Art + Music
Lowcountry Pastimes: Sweetgrass Baskets
Tracing the perimeter of marshes and inlets throughout the Lowcountry, sweetgrass is a long-bladed grass that grows exclusively on the southeastern coast of the U.S. Named for the fresh fragrance of its leaves, the grass prefers moist, sandy soils near oceans and marshes, making the Lowcountry’s terrain an earthy haven for the plant species.
Kiawah River’s 20 miles of shoreline and 2,000 acres of picturesque land are accented by savannahs of sweetgrass where the soft, pliable grass thrives in the community’s undeveloped waterfront, offering residents a scenic view of the Lowcountry’s natural splendors.
In the past, the native flora was used in a variety of ways, including in Native American ceremonies and, most notably, as the primary material used to construct sweetgrass baskets. Originally crafted by West African slaves brought to South Carolina in the 1600s, sweetgrass baskets were first made of bulrush, a tough marsh grass well-suited for heavy use. Today, the baskets are considered works of art and are often displayed in homes throughout the South.
In the 1900s, Gullah Geechee people, descendants of the West African slaves, substituted sweetgrass for bulrush because of its greater flexibility, subtle colors and hay-like smell which made the plant a far superior medium for the baskets.
Rather than use typical weaving techniques like plaiting or twisting to make the baskets, Gullah artisans coil the dried blades of sweetgrass in circles and bind the bundles with thin strands of palmetto fronds.
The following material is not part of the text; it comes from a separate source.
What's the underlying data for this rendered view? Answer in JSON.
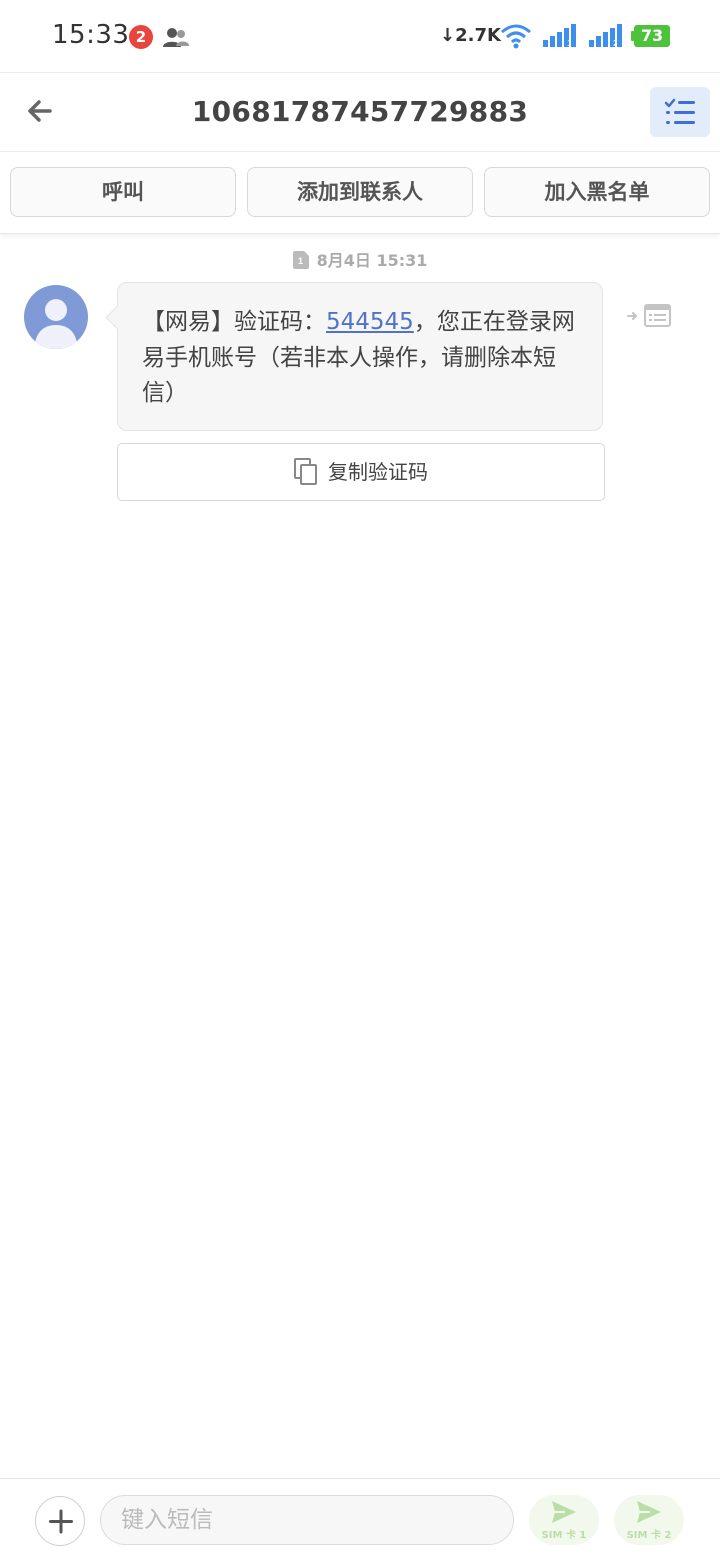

Bulrush and pine needles are often added for decoration and strength as well. For crafting tools, the makers typically use a sharpened metal spoon, known as a “sewing bone” or small, whittled picks called “nailbones.”
Traditional basket makers can be found all across the Lowcountry. In Charleston, sweetgrass artisans set up shop at the intersection of Broad and Meeting streets and in the city market between Meeting and East Bay streets, creating and selling their crafts along the walkways. At the Angel Oak Tree on Johns Island, a sweetgrass basket weaver greets visitors from a screened-in porch behind the gift shop, offering a wide selection of handmade sweetgrass baskets and souvenirs.
Having been passed down through the generations of Gullah Geechee families, sweetgrass basketry is one of the oldest and most beautiful handicrafts of African origin, and the art has been a long-celebrated tradition in the Palmetto State.